It’s been a long time since I’ve seen her, but to this day she remains one of the most beautiful people I have known.
I was probably 12 when I first met her. We started going to a new church and she was there. This wife and mother of five children, who had the biggest smile you’ve ever seen. Her smile was extraordinary, radiant. What was really impressive, though, was that it was always there.
She smiled at you like she was truly interested in you. And she was! She smiled when she talked to you. She smiled when you asked her questions, as if what you were saying mattered a lot. It wasn’t goofy or ridiculous or fake.
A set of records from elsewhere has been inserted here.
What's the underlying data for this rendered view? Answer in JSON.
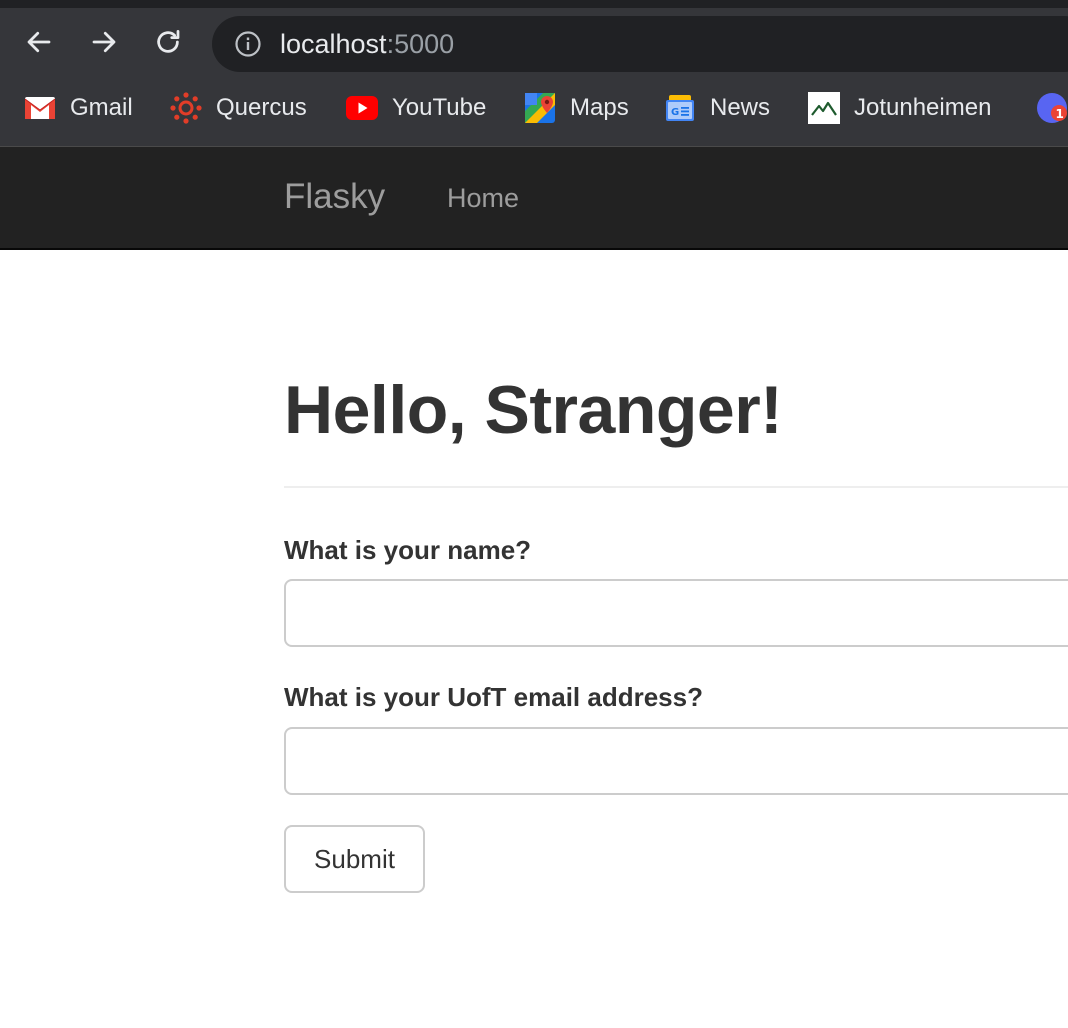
{
  "browser": {
    "url_host": "localhost",
    "url_port": ":5000",
    "bookmarks": [
      {
        "label": "Gmail",
        "icon": "gmail-icon"
      },
      {
        "label": "Quercus",
        "icon": "quercus-icon"
      },
      {
        "label": "YouTube",
        "icon": "youtube-icon"
      },
      {
        "label": "Maps",
        "icon": "maps-icon"
      },
      {
        "label": "News",
        "icon": "news-icon"
      },
      {
        "label": "Jotunheimen",
        "icon": "jotunheimen-icon"
      }
    ],
    "extension_badge": "1"
  },
  "navbar": {
    "brand": "Flasky",
    "links": [
      {
        "label": "Home"
      }
    ]
  },
  "main": {
    "title": "Hello, Stranger!",
    "form": {
      "name_label": "What is your name?",
      "name_value": "",
      "email_label": "What is your UofT email address?",
      "email_value": "",
      "submit_label": "Submit"
    }
  },
  "colors": {
    "chrome_bg": "#35363a",
    "omnibox_bg": "#202124",
    "navbar_bg": "#222222",
    "navbar_text": "#9d9d9d",
    "text": "#333333"
  }
}
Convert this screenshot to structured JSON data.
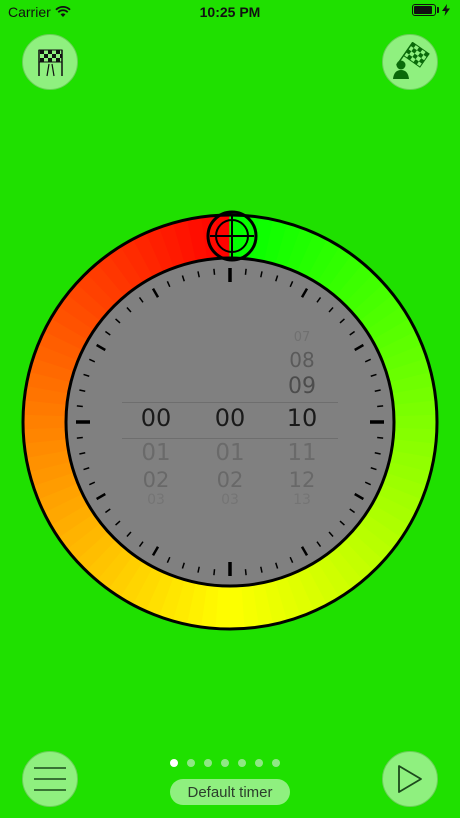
{
  "status_bar": {
    "carrier": "Carrier",
    "time": "10:25 PM"
  },
  "buttons": {
    "start_icon": "checkered-flag-road-icon",
    "finish_icon": "player-checkered-flag-icon",
    "menu_icon": "hamburger-menu-icon",
    "play_icon": "play-icon"
  },
  "dial": {
    "crosshair_icon": "crosshair-icon",
    "ring_colors": {
      "start": "#ff0000",
      "mid": "#ffff00",
      "end": "#00ff00"
    },
    "face_color": "#808080"
  },
  "picker": {
    "hours": {
      "above": [],
      "selected": "00",
      "below": [
        "01",
        "02",
        "03"
      ]
    },
    "minutes": {
      "above": [],
      "selected": "00",
      "below": [
        "01",
        "02",
        "03"
      ]
    },
    "seconds": {
      "above": [
        "07",
        "08",
        "09"
      ],
      "selected": "10",
      "below": [
        "11",
        "12",
        "13"
      ]
    }
  },
  "pager": {
    "count": 7,
    "active_index": 0
  },
  "profile_label": "Default timer"
}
Her smile was her special gift, and it blessed us all.
I don’t know exactly the day or the moment, but somewhere along the way I knew in my heart that this woman was a hero of mine. I wanted to be like her. I didn’t recognize it in succinct terms then, but I felt that she had learned the secret of how to find joy and keep hold of it in this life. Even as I write this, I realize she is still having an effect on me. I know that her big, genuine, love-filled smile is the one I want to give to my children. To my husband. Every day. Repeatedly.
We may not all have brilliant smiles that dazzle people like hers did. But all of us can choose joy. It is a choice—a choice between complaining or saying thank you. A choice between voicing those negative words to hubby or refraining. A choice between yelling at the children or quietly correcting. A choice between nursing thoughts of self-pity or counting our blessings.
Choosing joy doesn’t come without a cost. Self-pity and complaint have a satisfying, self-righteous appeal. Perhaps we have the right to be angry, frustrated, and unforgiving, but when we cling to the negative, we deprive our family of the gift we want most to give—the gift of our love. Love doesn’t come without a sacrifice—the decision to lay aside negativity and embrace joy and thanks.
And that is, perhaps, the greatest thing any woman can do for her family.